(Dataset rows for apps and sites)
=== Begin Enclosure ===
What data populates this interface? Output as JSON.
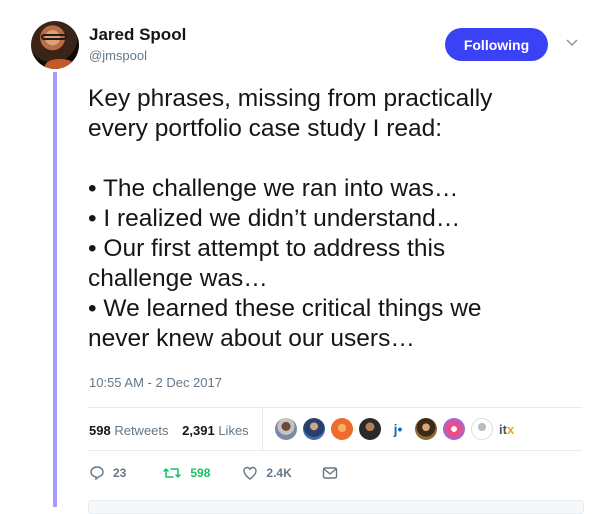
{
  "author": {
    "name": "Jared Spool",
    "handle": "@jmspool"
  },
  "follow_button": {
    "label": "Following",
    "color": "#3b41f5"
  },
  "tweet": {
    "text": "Key phrases, missing from practically\nevery portfolio case study I read:\n\n• The challenge we ran into was…\n• I realized we didn’t understand…\n• Our first attempt to address this\nchallenge was…\n• We learned these critical things we\nnever knew about our users…",
    "timestamp": "10:55 AM - 2 Dec 2017"
  },
  "stats": {
    "retweets_count": "598",
    "retweets_label": "Retweets",
    "likes_count": "2,391",
    "likes_label": "Likes"
  },
  "likers": [
    {
      "icon": "liker-avatar-1"
    },
    {
      "icon": "liker-avatar-2"
    },
    {
      "icon": "liker-avatar-3"
    },
    {
      "icon": "liker-avatar-4"
    },
    {
      "icon": "liker-avatar-j",
      "text": "j•"
    },
    {
      "icon": "liker-avatar-6"
    },
    {
      "icon": "liker-avatar-7"
    },
    {
      "icon": "liker-avatar-8"
    },
    {
      "icon": "liker-avatar-itx",
      "text_a": "it",
      "text_b": "x"
    }
  ],
  "actions": {
    "reply_count": "23",
    "retweet_count": "598",
    "like_count": "2.4K"
  },
  "colors": {
    "thread_line": "#a59cff",
    "retweet_green": "#17bf63",
    "secondary_text": "#657786"
  }
}
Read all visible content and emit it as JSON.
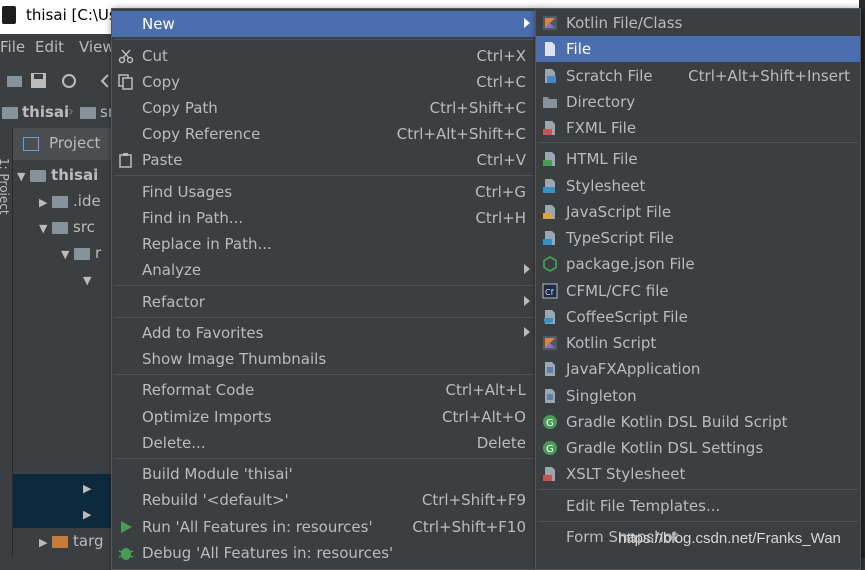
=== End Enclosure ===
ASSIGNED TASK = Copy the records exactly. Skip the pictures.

ANSWER TO THE EXERCISE =
What data populates this interface? Output as JSON.
{
  "author": {
    "name": "Jared Spool",
    "handle": "@jmspool"
  },
  "follow_button": {
    "label": "Following",
    "color": "#3b41f5"
  },
  "tweet": {
    "text": "Key phrases, missing from practically\nevery portfolio case study I read:\n\n• The challenge we ran into was…\n• I realized we didn’t understand…\n• Our first attempt to address this\nchallenge was…\n• We learned these critical things we\nnever knew about our users…",
    "timestamp": "10:55 AM - 2 Dec 2017"
  },
  "stats": {
    "retweets_count": "598",
    "retweets_label": "Retweets",
    "likes_count": "2,391",
    "likes_label": "Likes"
  },
  "likers": [
    {
      "icon": "liker-avatar-1"
    },
    {
      "icon": "liker-avatar-2"
    },
    {
      "icon": "liker-avatar-3"
    },
    {
      "icon": "liker-avatar-4"
    },
    {
      "icon": "liker-avatar-j",
      "text": "j•"
    },
    {
      "icon": "liker-avatar-6"
    },
    {
      "icon": "liker-avatar-7"
    },
    {
      "icon": "liker-avatar-8"
    },
    {
      "icon": "liker-avatar-itx",
      "text_a": "it",
      "text_b": "x"
    }
  ],
  "actions": {
    "reply_count": "23",
    "retweet_count": "598",
    "like_count": "2.4K"
  },
  "colors": {
    "thread_line": "#a59cff",
    "retweet_green": "#17bf63",
    "secondary_text": "#657786"
  }
}
Read all visible content and emit it as JSON.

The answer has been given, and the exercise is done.